And a little pot of Bluffton oyster stew.
It was the best I could offer the Hampton County native who put “Geechee” on the world map beginning with a 1970 book “Vibration Cooking: or, The Travel Notes of a Geechee Girl.” She was nationally known as an NPR correspondent and PBS cooking show host.
It was near the end of a remarkable life. She died Saturday in New York at age 79.
Please, please take the lid off the melting pot and let the culinary truth come out.
We ate together in her public-housing apartment in Ridgeland.
That was three years ago, and she’d just gotten home from Oxford, Miss., where she received the Craig Claiborne Lifetime Achievement Award from the Southern Foodways Alliance.
It seemed like an odd place to meet someone who rose from her premature birth near Fairfax, to a Philadelphia upbringing, to the Left Bank in Paris and the East Village in New York, to rub elbows with a “who’s who” of 20th century culture.
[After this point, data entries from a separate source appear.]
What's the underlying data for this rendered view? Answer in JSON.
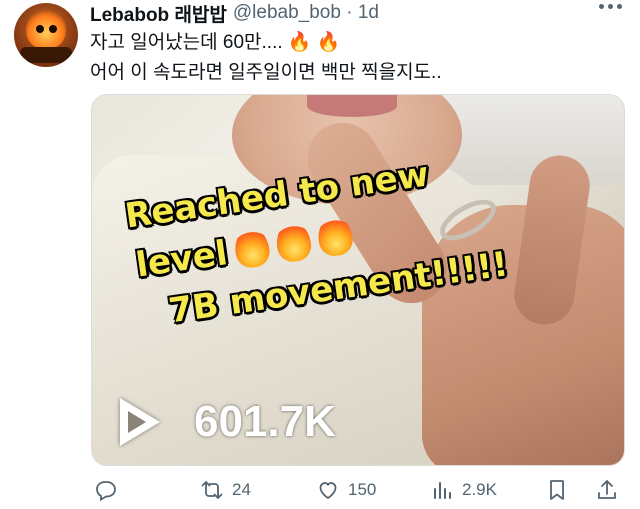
{
  "tweet": {
    "display_name": "Lebabob 래밥밥",
    "handle_time": "@lebab_bob · 1d",
    "text_line1": "자고 일어났는데 60만.... 🔥 🔥",
    "text_line2": "어어 이 속도라면 일주일이면 백만 찍을지도..",
    "more_icon": "more-dots-icon"
  },
  "media": {
    "overlay_line1": "Reached to new",
    "overlay_line2": "level",
    "overlay_line3": "7B movement!!!!!",
    "views": "601.7K"
  },
  "actions": {
    "reply_count": "",
    "retweet_count": "24",
    "like_count": "150",
    "views_count": "2.9K"
  },
  "colors": {
    "text": "#0f1419",
    "secondary": "#536471",
    "overlay_text": "#f5e84a"
  }
}
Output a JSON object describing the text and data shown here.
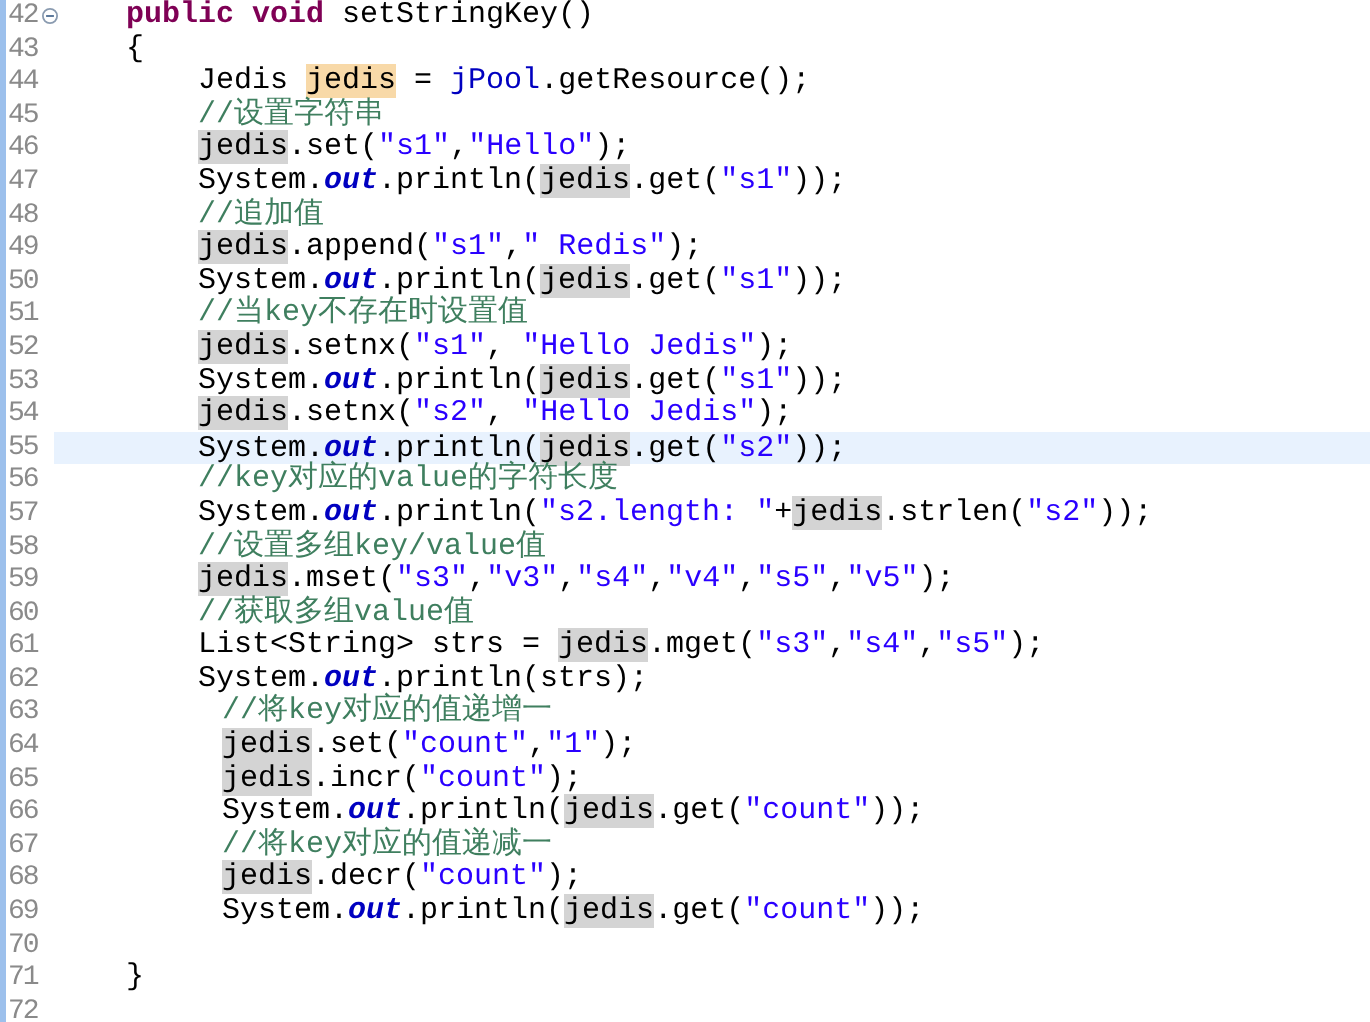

Her apartment was filled with books and splashed with artistic color, like her life itself — red labels from Daufuski brand oysters, her stylish purple and gold scarf with matching, dangling blue earrings.
Reflecting on that special opportunity now, I’m seeing three takeaways from Vertamae’s life.
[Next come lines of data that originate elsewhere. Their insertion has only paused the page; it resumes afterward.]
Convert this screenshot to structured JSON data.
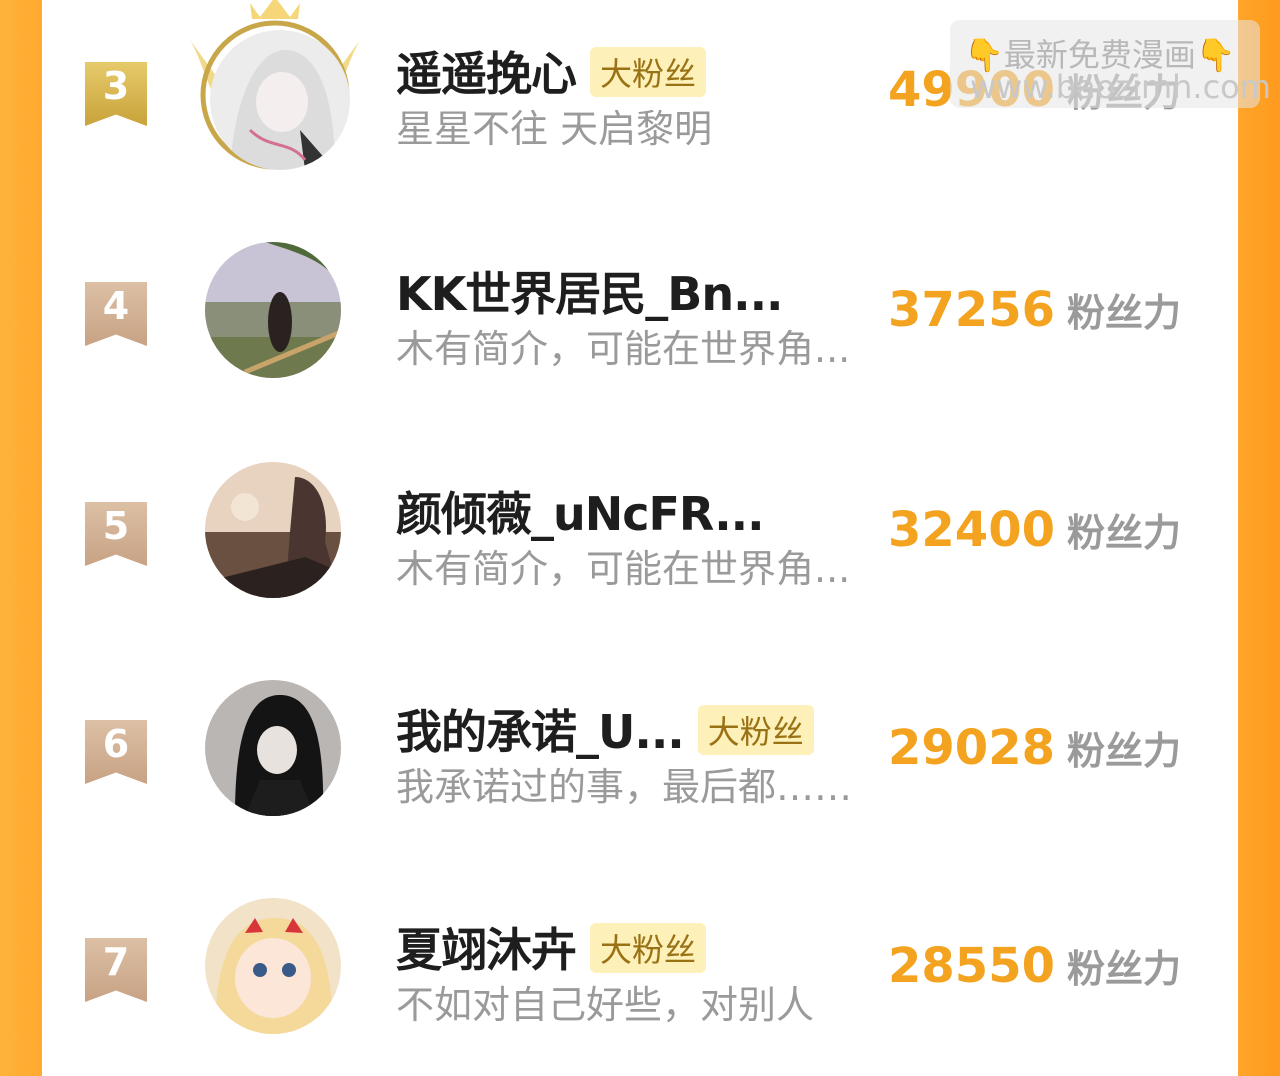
{
  "watermark": {
    "line1": "最新免费漫画",
    "line2": "www.baozimh.com",
    "hand_glyph": "👇"
  },
  "units": {
    "fan_power": "粉丝力"
  },
  "colors": {
    "accent": "#f3a31f",
    "gold": "#c9a23a",
    "bronze": "#c8a284",
    "badge_bg": "#fdf0b8"
  },
  "leaderboard": [
    {
      "rank": "3",
      "name": "遥遥挽心",
      "badge": "大粉丝",
      "bio": "星星不往 天启黎明",
      "score": "49900",
      "tier": "gold",
      "crowned": true
    },
    {
      "rank": "4",
      "name": "KK世界居民_Bn...",
      "badge": "",
      "bio": "木有简介，可能在世界角...",
      "score": "37256",
      "tier": "bronze",
      "crowned": false
    },
    {
      "rank": "5",
      "name": "颜倾薇_uNcFR...",
      "badge": "",
      "bio": "木有简介，可能在世界角...",
      "score": "32400",
      "tier": "bronze",
      "crowned": false
    },
    {
      "rank": "6",
      "name": "我的承诺_U...",
      "badge": "大粉丝",
      "bio": "我承诺过的事，最后都……",
      "score": "29028",
      "tier": "bronze",
      "crowned": false
    },
    {
      "rank": "7",
      "name": "夏翊沐卉",
      "badge": "大粉丝",
      "bio": "不如对自己好些，对别人",
      "score": "28550",
      "tier": "bronze",
      "crowned": false
    }
  ]
}
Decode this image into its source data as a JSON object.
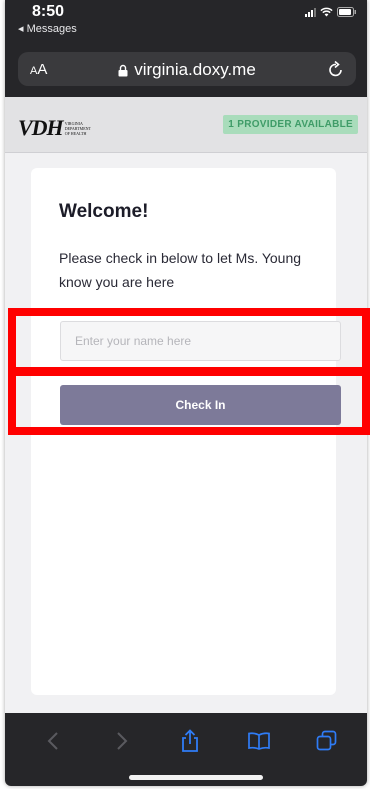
{
  "status_bar": {
    "time": "8:50",
    "back_app": "◂ Messages"
  },
  "browser": {
    "text_size_label": "A",
    "text_size_label_large": "A",
    "url": "virginia.doxy.me"
  },
  "site": {
    "logo_text": "VDH",
    "logo_subtext": "Virginia Department of Health",
    "provider_badge": "1 PROVIDER AVAILABLE"
  },
  "checkin": {
    "heading": "Welcome!",
    "instructions": "Please check in below to let Ms. Young know you are here",
    "name_placeholder": "Enter your name here",
    "name_value": "",
    "button_label": "Check In"
  },
  "colors": {
    "browser_chrome": "#262629",
    "accent_button": "#7d7a99",
    "badge_bg": "#a9dcbb",
    "badge_text": "#3f9c68",
    "toolbar_active": "#2f7cf6",
    "toolbar_disabled": "#5a5a5f",
    "highlight": "#ff0000"
  },
  "icons": {
    "toolbar": [
      "back-arrow-icon",
      "forward-arrow-icon",
      "share-icon",
      "bookmarks-icon",
      "tabs-icon"
    ]
  }
}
Vertamae, called Verta by her friends, was so animated that even eating Bluffton oysters didn’t stop the choreography of a casual conversation about “Vibration Cooking.” That book was to the Gullah culture of the Lowcountry, and its worldwide audience, what James Brown was to music. It was different. It was sassy, daring, bold, uppity, whatever you want to call it. It showed a take-it-or-leave-it pride in a place and a people who were in 1970 looked down upon, even by each other.
This from a gangly, tall, self-conscious child who was made fun of in Chicago because she took to school her Geechee food of warm rice when they all had citified sandwiches.
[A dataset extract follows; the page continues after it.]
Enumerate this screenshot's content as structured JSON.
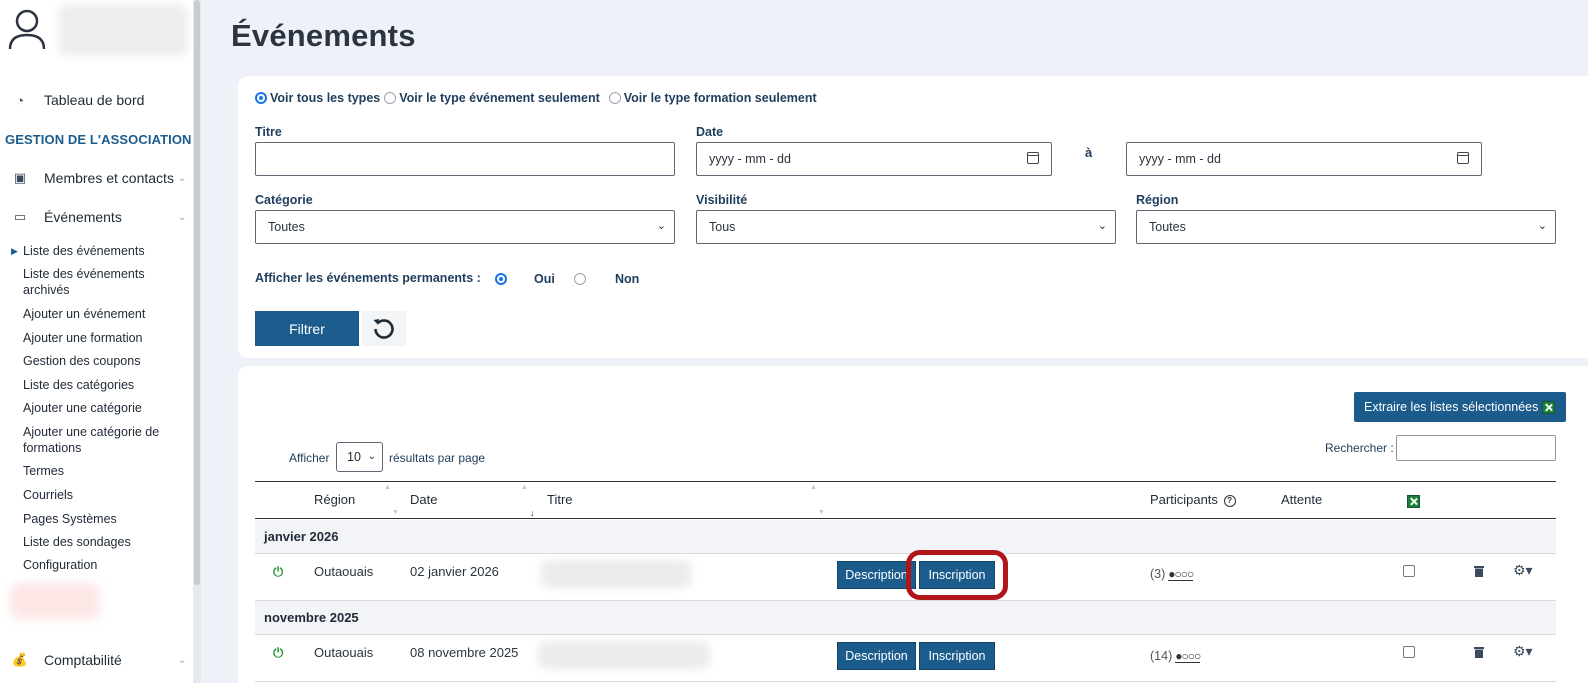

Vertamae held up a milky soup spoon and said, “The other people I wanted to reach, was not just white people, but black people.”
She had started the book with the premise of her life: “In reading lots and lots of cookbooks written by white folks, it occurred to me that people very casually say Spanish rice, French fries, Italian spaghetti, Chinese cabbage, Mexican beans, Swedish meatballs, Danish pastry, English muffins and Swiss cheese.
“And with the exception of black bottom pie ... there is no reference to black people’s contribution to the culinary arts. White folks act like they invented food and like there is some weird mystique surrounding it — something that only Julia and Jim can get to. There is no mystique. Food is food. Everybody eats!”
Don’t just wing it
Vertamae expanded her horizons, to put it mildly, and got up to her elbows in the world around her. She didn’t merely spout opinions, she did research. That’s different from so much of what we see today.
She had to be accurate to be so bold, especially on such a large stage: Doubleday, NPR, PBS.
She told me she’d spent a lot of time at the National Archives searching for the direct words of the enslaved. It helped her connect the dots of an amazing life.
Vertamae’s books were to the Gullah culture what Jonathan Green’s paintings are. They brought it front and center with reckless abandon.
Vertamae wrote a number of books, including a forerunner to “The Help” that unraveled the lives of domestic workers. And she told me she was working on a memoir called “Ricely Yours,” borrowing a line from Louis Armstrong to tell the tale of we “rice-eaters” from the Lowcountry.
She acted, she cooked, she performed for everyone she met.
She wrote a food folk opera called “Nyam,” a Gullah word meaning “to eat.”
In a recording of it, her late son-in-law brings to life a slave auctioneer, a watermelon man, Bessie Smith’s kitchen man ... and a pig foot and bottle of beer on Saturday night.
And she went to her grave still working on the old Lowcountry story: Africans came across the water with nary a cookbook, yet created a true, nouvelle cuisine.
“Please, please,” she said, “take the lid off the melting pot and let the culinary truth come out.”